If a line in the records below contains the word "JSON", return that line.
--- Records for this task ---
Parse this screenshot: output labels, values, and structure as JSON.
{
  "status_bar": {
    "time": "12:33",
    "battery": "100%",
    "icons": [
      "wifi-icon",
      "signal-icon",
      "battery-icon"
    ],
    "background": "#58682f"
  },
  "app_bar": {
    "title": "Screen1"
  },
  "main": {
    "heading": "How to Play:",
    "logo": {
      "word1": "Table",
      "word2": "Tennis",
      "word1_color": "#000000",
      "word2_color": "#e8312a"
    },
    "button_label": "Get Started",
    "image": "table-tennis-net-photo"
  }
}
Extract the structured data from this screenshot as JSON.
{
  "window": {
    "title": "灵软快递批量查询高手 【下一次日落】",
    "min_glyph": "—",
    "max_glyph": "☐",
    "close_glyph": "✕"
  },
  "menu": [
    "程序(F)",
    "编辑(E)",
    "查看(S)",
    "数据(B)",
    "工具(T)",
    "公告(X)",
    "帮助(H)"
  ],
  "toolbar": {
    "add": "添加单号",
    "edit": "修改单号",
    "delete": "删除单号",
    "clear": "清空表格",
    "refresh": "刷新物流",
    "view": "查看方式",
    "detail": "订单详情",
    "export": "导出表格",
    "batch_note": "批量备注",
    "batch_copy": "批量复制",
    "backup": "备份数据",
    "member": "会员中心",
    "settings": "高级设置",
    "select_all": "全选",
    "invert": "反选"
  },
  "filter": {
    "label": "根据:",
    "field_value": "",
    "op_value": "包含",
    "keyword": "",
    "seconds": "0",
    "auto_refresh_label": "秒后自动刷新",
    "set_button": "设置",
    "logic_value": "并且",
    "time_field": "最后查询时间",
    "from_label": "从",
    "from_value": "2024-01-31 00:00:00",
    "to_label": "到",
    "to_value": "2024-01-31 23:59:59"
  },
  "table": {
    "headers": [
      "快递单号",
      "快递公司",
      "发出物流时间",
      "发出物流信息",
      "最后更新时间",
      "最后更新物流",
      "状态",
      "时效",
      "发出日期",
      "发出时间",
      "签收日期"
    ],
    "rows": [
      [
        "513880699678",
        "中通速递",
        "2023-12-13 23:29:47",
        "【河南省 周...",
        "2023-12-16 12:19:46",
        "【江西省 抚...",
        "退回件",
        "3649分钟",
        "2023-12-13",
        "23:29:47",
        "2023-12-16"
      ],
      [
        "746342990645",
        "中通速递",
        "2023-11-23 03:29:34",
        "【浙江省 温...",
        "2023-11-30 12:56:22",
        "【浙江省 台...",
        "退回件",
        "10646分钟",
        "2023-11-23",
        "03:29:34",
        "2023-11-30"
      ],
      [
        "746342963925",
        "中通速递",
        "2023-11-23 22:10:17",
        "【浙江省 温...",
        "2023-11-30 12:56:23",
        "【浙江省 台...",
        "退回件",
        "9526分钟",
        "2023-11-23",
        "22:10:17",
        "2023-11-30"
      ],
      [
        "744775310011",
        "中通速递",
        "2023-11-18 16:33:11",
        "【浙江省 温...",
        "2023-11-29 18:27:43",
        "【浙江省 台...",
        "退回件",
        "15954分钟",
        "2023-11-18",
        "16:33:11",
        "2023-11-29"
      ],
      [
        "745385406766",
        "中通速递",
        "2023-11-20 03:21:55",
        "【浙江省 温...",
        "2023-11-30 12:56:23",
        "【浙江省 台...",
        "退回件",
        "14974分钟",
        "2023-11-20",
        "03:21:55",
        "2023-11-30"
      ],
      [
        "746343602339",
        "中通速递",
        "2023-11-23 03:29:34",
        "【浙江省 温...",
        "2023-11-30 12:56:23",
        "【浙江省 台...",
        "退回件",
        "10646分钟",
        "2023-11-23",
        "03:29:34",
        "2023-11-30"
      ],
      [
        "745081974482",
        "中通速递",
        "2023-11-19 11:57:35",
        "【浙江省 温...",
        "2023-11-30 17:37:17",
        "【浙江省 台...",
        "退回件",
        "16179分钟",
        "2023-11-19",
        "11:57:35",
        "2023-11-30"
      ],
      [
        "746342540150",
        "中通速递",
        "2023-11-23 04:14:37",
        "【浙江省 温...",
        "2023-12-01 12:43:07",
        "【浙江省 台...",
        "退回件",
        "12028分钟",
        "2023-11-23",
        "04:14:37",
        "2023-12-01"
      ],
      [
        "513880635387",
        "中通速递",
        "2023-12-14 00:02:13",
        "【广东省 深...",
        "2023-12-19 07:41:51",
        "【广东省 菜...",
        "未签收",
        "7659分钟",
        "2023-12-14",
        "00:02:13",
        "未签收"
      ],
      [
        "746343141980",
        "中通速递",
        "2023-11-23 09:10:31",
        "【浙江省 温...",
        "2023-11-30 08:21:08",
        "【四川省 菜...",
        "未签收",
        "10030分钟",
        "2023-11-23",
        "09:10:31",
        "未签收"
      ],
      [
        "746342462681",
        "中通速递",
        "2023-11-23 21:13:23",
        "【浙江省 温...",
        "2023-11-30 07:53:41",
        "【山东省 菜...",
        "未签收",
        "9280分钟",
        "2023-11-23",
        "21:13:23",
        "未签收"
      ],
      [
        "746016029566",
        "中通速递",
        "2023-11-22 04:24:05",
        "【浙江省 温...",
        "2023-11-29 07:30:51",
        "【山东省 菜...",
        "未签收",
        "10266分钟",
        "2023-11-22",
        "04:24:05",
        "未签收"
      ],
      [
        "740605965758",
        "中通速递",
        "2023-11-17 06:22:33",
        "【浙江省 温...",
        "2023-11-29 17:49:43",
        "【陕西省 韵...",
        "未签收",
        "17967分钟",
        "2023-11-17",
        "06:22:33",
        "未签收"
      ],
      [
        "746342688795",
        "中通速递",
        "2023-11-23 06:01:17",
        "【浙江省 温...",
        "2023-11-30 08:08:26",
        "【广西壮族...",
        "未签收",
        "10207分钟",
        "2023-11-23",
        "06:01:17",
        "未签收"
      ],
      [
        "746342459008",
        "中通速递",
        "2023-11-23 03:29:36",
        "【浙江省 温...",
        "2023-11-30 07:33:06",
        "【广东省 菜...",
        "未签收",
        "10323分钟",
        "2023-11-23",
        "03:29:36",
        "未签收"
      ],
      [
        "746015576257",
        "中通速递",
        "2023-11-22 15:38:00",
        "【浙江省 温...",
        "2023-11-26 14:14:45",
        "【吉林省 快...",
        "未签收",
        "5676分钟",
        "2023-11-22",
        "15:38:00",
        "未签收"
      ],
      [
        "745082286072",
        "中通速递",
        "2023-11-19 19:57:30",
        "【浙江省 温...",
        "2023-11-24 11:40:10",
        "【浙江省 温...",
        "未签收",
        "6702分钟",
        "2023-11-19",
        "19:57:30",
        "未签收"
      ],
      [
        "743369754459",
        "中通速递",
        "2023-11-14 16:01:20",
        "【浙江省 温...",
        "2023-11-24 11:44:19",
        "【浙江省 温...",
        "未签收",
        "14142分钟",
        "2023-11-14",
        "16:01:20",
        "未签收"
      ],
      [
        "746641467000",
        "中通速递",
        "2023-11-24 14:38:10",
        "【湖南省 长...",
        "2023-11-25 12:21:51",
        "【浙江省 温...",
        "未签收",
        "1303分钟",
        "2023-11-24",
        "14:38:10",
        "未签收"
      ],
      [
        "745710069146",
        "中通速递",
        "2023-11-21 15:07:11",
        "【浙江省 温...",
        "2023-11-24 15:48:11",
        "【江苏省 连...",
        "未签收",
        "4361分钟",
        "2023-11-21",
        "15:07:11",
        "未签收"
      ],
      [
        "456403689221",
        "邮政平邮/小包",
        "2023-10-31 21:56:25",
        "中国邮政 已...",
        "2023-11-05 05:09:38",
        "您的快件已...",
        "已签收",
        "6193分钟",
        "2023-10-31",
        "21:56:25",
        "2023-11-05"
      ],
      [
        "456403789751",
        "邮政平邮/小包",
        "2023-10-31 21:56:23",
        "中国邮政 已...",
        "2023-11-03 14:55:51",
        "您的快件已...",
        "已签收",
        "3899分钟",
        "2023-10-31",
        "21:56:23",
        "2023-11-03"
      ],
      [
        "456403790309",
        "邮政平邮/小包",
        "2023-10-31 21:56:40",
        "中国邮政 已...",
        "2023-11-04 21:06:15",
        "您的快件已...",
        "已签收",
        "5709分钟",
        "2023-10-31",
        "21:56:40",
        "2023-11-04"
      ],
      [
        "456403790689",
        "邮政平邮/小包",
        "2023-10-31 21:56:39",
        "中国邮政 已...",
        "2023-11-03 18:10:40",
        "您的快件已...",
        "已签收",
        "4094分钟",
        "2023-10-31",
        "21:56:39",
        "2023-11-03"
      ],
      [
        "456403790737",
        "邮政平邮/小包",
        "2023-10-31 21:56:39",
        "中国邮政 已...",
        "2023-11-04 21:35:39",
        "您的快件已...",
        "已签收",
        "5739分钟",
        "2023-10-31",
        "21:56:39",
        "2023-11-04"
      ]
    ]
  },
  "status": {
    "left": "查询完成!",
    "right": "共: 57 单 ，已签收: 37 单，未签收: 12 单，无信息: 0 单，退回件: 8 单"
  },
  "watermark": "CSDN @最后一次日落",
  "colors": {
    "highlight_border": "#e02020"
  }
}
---
_Written solution_
Parse this screenshot: output labels, values, and structure as JSON.
Extract the structured data from this screenshot as JSON.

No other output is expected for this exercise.